(Beginning of Dataset content)

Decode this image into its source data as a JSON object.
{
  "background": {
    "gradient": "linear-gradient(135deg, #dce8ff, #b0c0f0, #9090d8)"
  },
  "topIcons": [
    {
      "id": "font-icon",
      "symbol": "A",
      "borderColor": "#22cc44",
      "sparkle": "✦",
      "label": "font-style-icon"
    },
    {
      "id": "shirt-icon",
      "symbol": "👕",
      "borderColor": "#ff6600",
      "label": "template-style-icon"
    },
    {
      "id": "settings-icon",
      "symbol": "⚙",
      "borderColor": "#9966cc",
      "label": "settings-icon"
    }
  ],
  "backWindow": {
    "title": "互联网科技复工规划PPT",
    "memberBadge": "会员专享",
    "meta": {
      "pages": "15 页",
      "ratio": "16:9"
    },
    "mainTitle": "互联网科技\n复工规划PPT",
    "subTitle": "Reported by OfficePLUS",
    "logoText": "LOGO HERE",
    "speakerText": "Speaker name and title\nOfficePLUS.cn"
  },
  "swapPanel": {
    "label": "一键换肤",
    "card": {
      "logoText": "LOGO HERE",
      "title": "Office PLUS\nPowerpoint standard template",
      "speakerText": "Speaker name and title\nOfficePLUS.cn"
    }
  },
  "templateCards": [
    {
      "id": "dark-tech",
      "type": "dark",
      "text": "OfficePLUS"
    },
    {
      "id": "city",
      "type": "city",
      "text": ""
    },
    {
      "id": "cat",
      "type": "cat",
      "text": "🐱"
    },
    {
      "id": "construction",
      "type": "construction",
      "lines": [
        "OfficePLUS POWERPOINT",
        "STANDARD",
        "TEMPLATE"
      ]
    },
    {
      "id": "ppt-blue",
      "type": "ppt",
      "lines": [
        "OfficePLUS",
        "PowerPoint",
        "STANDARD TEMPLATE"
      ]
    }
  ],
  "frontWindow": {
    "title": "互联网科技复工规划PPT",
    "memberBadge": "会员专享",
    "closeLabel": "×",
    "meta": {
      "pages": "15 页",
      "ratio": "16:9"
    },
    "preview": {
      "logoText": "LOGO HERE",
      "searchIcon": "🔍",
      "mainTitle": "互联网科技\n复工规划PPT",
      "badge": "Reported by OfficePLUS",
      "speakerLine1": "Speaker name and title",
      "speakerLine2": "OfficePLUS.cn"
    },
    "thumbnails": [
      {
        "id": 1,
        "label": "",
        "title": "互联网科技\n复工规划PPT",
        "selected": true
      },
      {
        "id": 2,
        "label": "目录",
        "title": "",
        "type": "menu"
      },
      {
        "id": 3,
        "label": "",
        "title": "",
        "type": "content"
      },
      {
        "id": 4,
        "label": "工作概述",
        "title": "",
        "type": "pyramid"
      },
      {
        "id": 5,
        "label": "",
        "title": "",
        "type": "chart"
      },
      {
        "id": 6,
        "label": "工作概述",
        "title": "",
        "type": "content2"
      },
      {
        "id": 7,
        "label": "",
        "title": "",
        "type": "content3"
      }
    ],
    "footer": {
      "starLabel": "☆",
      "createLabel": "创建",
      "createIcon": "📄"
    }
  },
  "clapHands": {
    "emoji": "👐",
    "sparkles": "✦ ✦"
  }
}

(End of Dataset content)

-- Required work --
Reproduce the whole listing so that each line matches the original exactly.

-- Response --
Decode this image into its source data as a JSON object.
{
  "background": {
    "gradient": "linear-gradient(135deg, #dce8ff, #b0c0f0, #9090d8)"
  },
  "topIcons": [
    {
      "id": "font-icon",
      "symbol": "A",
      "borderColor": "#22cc44",
      "sparkle": "✦",
      "label": "font-style-icon"
    },
    {
      "id": "shirt-icon",
      "symbol": "👕",
      "borderColor": "#ff6600",
      "label": "template-style-icon"
    },
    {
      "id": "settings-icon",
      "symbol": "⚙",
      "borderColor": "#9966cc",
      "label": "settings-icon"
    }
  ],
  "backWindow": {
    "title": "互联网科技复工规划PPT",
    "memberBadge": "会员专享",
    "meta": {
      "pages": "15 页",
      "ratio": "16:9"
    },
    "mainTitle": "互联网科技\n复工规划PPT",
    "subTitle": "Reported by OfficePLUS",
    "logoText": "LOGO HERE",
    "speakerText": "Speaker name and title\nOfficePLUS.cn"
  },
  "swapPanel": {
    "label": "一键换肤",
    "card": {
      "logoText": "LOGO HERE",
      "title": "Office PLUS\nPowerpoint standard template",
      "speakerText": "Speaker name and title\nOfficePLUS.cn"
    }
  },
  "templateCards": [
    {
      "id": "dark-tech",
      "type": "dark",
      "text": "OfficePLUS"
    },
    {
      "id": "city",
      "type": "city",
      "text": ""
    },
    {
      "id": "cat",
      "type": "cat",
      "text": "🐱"
    },
    {
      "id": "construction",
      "type": "construction",
      "lines": [
        "OfficePLUS POWERPOINT",
        "STANDARD",
        "TEMPLATE"
      ]
    },
    {
      "id": "ppt-blue",
      "type": "ppt",
      "lines": [
        "OfficePLUS",
        "PowerPoint",
        "STANDARD TEMPLATE"
      ]
    }
  ],
  "frontWindow": {
    "title": "互联网科技复工规划PPT",
    "memberBadge": "会员专享",
    "closeLabel": "×",
    "meta": {
      "pages": "15 页",
      "ratio": "16:9"
    },
    "preview": {
      "logoText": "LOGO HERE",
      "searchIcon": "🔍",
      "mainTitle": "互联网科技\n复工规划PPT",
      "badge": "Reported by OfficePLUS",
      "speakerLine1": "Speaker name and title",
      "speakerLine2": "OfficePLUS.cn"
    },
    "thumbnails": [
      {
        "id": 1,
        "label": "",
        "title": "互联网科技\n复工规划PPT",
        "selected": true
      },
      {
        "id": 2,
        "label": "目录",
        "title": "",
        "type": "menu"
      },
      {
        "id": 3,
        "label": "",
        "title": "",
        "type": "content"
      },
      {
        "id": 4,
        "label": "工作概述",
        "title": "",
        "type": "pyramid"
      },
      {
        "id": 5,
        "label": "",
        "title": "",
        "type": "chart"
      },
      {
        "id": 6,
        "label": "工作概述",
        "title": "",
        "type": "content2"
      },
      {
        "id": 7,
        "label": "",
        "title": "",
        "type": "content3"
      }
    ],
    "footer": {
      "starLabel": "☆",
      "createLabel": "创建",
      "createIcon": "📄"
    }
  },
  "clapHands": {
    "emoji": "👐",
    "sparkles": "✦ ✦"
  }
}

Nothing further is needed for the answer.